Swing state poll finds 60% “would be more likely to vote for their senator if he or she supported the bill” and Independents support the bill 2-to-1

The Politico reports on a new poll of 821 registered voters “in 16 key states who said they were likely to vote in next year’s mid-term congressional elections”:

In a poll obtained by POLITICO of likely 2010 voters in 16 states, many of them home to targeted senators, 63% of those sampled said they supported the energy bill while only 30% said they opposed the measure.

Further, 60% of respondents said they would be more likely to vote for their senator if he or she supported the bill while just 26% said they’d be less inclined to re-elect their senator for backing the “American Clean Energy and Security Act.”

Yes, this is precisely what ever other major poll shows (see Yet another major poll finds “broad support” for clean energy and climate bill: “Support for the plan among independents has increased slightly” plus links and Ruy Teixeira analysis below).


This poll is important because it interviewed likely voters in 16 states that have a large fraction of the swing Senators — AK, AR, IN, ME, MI, MO, MT, NC, NV, ND, NH, OH, PA, SD, VA, WV. More key results:

  • Independents support ACES by 59% support to 30%.
  • On job creation: 50% say the number of jobs will increase, 26% say it will decrease and 26% say it won’t change.
  • 53% say ACES will increase America’s standing as a world leader in renewable energy, 28% say it won’t change and just 10% say it will decrease.

Strangely, the Politico piece has an opening sentence that is flat wrong, politically:

With hope for Senate action on the energy bill dimming, advocates are aiming to prod reluctant senators with a new survey taken in swing states showing strong support for the legislation.

Hope isn’t “dimming.” After many recent conversations with pundits, staffers, and real politicos, I find no substantive basis for that whatsoever. Hope for Senate action is just about the same as it has always been — a tough slog, a 50–50 shot at best, unless Obama puts his full weight behind the bill, in which case passage becomes likely.

Indeed, what is most remarkable about this poll and the others is how strong support remains for the bill in spite of the best efforts of the well-funded opponents to spread disinformation:

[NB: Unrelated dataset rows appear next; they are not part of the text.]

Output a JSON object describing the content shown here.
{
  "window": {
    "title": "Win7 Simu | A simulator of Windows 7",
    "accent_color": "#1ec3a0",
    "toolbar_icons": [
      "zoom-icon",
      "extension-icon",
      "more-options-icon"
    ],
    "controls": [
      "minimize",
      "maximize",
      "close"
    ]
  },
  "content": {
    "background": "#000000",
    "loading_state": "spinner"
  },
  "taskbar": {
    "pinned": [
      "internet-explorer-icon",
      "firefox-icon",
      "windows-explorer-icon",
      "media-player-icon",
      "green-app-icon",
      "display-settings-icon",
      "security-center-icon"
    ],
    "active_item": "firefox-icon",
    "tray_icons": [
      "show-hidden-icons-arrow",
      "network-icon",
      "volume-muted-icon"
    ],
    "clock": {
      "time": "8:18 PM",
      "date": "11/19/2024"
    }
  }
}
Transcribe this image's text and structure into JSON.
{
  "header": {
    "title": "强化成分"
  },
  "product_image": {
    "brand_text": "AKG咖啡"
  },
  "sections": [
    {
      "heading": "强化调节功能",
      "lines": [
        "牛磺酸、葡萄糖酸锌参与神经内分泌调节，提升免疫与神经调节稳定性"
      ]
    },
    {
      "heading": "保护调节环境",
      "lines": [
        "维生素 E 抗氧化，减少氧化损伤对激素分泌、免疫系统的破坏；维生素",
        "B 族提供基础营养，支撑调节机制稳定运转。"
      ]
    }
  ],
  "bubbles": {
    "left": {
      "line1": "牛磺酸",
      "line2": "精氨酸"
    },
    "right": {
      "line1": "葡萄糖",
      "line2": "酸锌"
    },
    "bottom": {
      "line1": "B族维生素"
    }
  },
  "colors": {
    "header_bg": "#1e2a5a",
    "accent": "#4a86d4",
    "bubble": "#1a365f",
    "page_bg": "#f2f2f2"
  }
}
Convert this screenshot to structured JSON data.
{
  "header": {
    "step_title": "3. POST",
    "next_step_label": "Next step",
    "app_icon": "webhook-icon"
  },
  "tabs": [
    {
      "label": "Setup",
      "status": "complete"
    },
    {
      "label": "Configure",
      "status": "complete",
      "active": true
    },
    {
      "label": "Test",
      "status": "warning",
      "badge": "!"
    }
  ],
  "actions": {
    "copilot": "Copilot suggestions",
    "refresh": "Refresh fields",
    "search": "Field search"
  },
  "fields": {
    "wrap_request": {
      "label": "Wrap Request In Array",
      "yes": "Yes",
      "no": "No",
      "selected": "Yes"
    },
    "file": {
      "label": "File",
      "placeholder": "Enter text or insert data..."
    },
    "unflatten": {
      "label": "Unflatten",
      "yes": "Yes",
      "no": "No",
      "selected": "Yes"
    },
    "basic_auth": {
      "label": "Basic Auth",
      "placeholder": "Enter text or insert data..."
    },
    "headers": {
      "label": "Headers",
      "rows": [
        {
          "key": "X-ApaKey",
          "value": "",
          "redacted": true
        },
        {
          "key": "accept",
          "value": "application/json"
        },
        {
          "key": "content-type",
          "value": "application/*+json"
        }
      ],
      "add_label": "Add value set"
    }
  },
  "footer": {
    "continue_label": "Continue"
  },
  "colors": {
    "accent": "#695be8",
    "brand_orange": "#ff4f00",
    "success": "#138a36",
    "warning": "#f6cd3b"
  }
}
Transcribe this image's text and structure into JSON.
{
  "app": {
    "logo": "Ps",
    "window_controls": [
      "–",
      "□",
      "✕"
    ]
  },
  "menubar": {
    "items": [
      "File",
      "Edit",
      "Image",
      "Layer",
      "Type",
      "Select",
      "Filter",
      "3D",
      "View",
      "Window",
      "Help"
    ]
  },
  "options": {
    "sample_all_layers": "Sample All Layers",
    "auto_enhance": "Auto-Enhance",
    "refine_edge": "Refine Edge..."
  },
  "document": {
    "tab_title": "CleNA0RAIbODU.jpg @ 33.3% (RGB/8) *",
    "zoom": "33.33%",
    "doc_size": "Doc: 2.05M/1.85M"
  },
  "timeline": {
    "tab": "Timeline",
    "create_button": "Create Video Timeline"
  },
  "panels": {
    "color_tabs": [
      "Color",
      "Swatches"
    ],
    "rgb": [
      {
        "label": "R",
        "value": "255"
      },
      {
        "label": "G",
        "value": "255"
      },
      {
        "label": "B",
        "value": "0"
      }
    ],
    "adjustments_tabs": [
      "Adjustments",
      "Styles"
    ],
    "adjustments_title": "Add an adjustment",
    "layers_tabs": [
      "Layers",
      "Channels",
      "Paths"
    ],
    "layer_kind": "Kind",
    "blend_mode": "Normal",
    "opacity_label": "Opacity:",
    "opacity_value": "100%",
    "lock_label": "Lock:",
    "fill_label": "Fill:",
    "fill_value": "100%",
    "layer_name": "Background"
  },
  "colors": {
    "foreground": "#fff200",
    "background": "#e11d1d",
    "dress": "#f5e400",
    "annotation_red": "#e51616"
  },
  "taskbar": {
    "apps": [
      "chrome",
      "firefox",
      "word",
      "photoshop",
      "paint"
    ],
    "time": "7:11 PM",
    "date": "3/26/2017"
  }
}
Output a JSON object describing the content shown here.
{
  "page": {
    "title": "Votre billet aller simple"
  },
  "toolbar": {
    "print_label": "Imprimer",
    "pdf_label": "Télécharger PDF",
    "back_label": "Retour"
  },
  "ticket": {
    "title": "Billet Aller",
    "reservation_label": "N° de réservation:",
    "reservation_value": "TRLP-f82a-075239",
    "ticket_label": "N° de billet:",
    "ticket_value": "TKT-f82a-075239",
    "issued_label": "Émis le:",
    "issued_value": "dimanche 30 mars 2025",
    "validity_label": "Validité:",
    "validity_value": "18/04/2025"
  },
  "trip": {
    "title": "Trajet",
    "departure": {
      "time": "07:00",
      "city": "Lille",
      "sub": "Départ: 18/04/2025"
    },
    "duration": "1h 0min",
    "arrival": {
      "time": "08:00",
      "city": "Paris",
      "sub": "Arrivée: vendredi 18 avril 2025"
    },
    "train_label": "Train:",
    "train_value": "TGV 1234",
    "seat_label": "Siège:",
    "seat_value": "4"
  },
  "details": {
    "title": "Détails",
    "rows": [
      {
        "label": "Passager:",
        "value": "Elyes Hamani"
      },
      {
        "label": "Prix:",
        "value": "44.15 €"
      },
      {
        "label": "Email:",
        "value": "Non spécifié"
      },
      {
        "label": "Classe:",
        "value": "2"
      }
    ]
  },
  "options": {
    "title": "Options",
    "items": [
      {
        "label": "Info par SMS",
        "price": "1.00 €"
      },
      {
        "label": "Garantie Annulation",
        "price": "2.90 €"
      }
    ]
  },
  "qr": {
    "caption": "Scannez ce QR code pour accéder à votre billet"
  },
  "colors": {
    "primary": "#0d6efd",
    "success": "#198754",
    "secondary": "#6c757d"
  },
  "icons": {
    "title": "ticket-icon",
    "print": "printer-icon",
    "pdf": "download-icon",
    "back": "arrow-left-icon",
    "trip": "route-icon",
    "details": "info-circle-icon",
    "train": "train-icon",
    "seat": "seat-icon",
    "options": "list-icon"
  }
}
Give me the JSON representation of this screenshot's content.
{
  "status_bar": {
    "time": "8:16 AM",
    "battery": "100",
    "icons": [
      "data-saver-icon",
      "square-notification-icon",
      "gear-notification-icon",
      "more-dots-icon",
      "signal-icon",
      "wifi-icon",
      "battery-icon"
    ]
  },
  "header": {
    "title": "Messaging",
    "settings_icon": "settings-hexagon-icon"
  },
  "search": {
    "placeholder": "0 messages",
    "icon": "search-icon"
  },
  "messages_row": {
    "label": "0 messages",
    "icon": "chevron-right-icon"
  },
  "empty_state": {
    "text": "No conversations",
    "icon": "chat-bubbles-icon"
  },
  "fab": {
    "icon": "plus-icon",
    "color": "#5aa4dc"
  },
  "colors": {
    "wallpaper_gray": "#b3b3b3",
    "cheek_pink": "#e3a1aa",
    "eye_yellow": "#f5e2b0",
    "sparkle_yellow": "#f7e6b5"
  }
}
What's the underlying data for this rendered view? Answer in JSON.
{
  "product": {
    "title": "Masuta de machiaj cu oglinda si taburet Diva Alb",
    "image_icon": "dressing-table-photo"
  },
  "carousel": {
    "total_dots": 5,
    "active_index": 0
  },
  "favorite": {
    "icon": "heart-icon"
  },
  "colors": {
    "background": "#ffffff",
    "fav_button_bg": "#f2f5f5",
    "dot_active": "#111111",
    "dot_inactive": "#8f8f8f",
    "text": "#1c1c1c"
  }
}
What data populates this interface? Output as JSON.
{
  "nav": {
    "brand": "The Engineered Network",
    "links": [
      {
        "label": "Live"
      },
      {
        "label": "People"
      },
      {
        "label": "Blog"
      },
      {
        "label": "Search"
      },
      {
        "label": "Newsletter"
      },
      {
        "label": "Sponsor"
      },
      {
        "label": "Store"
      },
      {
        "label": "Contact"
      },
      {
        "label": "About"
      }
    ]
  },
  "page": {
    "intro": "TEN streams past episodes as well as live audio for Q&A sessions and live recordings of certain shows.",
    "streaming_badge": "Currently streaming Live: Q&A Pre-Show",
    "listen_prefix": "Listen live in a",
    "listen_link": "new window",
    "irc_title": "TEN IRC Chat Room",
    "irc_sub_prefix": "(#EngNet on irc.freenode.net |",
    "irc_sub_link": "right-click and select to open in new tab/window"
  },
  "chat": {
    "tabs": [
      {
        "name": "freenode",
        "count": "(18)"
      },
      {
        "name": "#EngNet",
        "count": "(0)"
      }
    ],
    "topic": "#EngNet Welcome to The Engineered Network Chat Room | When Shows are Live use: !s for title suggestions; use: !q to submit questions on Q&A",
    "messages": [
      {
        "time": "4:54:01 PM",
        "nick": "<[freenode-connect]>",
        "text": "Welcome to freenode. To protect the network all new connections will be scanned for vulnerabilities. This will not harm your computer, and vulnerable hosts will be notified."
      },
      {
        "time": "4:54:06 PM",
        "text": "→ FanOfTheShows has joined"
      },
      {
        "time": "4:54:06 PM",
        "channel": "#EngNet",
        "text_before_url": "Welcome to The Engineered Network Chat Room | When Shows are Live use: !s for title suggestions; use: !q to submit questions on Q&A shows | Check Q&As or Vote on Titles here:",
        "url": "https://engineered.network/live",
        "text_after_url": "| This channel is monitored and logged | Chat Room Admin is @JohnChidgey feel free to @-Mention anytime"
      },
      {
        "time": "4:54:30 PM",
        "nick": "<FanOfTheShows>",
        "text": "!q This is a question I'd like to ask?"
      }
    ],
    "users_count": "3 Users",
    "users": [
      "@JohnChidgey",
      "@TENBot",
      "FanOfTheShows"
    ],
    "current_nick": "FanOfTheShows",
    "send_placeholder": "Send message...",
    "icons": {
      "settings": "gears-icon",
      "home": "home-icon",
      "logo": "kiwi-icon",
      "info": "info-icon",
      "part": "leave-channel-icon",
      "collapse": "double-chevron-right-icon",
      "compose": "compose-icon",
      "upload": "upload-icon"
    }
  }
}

“These poll results demonstrate that people support proposals that would boost clean energy technologies made in America, create 1.7 million jobs, and make us more energy independent,” said CAP’s Dan Weiss. “Despite big oil spending $80 million to smear the American Clean Energy and Security Act, a majority of Americans still believe that it would create jobs. Special interests’ scare tactics have failed.”

More polling:

I’ll end with a repost of a piece on last week’s Post poll by Ruy Teixeira, Senior Fellow at the Center for American Progress, a leading expert on public opinion analysis:

With all the brouhaha about health care reform, it’s easy to forget the other big domestic policy priority before Congress: energy policy and climate change. Here the Obama administration’s approach continues to receive solid public support. According to just-released data from ABC News/Washington Post, support is running about a 2–1 ratio for the proposed changes to U.S. energy policy (57 percent to 29 percent).

Moreover, more people think these changes would add jobs in their state than believe jobs would be lost (36 percent to 15 percent). Evidently, conservative attempts to characterize the energy bill as a huge job-loser have so far failed to sway the public.

Support for a “cap-and-trade” approach to greenhouse gas regulation has also been holding steady. In June, there was a 52–42 support for this approach; today it’s an essentially identical 52–43 in favor.

Finally, it’s worth noting that the public’s top-five-rated policy steps to address our country’s energy needs all involve alternative energy and conservation, not fossil fuels or nuclear: develop more solar and wind power (91 percent in favor); require car manufacturers to improve the fuel efficiency of vehicles sold in this country (85 percent); develop electric car technology (82 percent); require more energy conservation by businesses and industries (78 percent); and require more energy conservation by consumers (73 percent).

It’s clear which way the public wants to go. Let’s hope Congress follows along.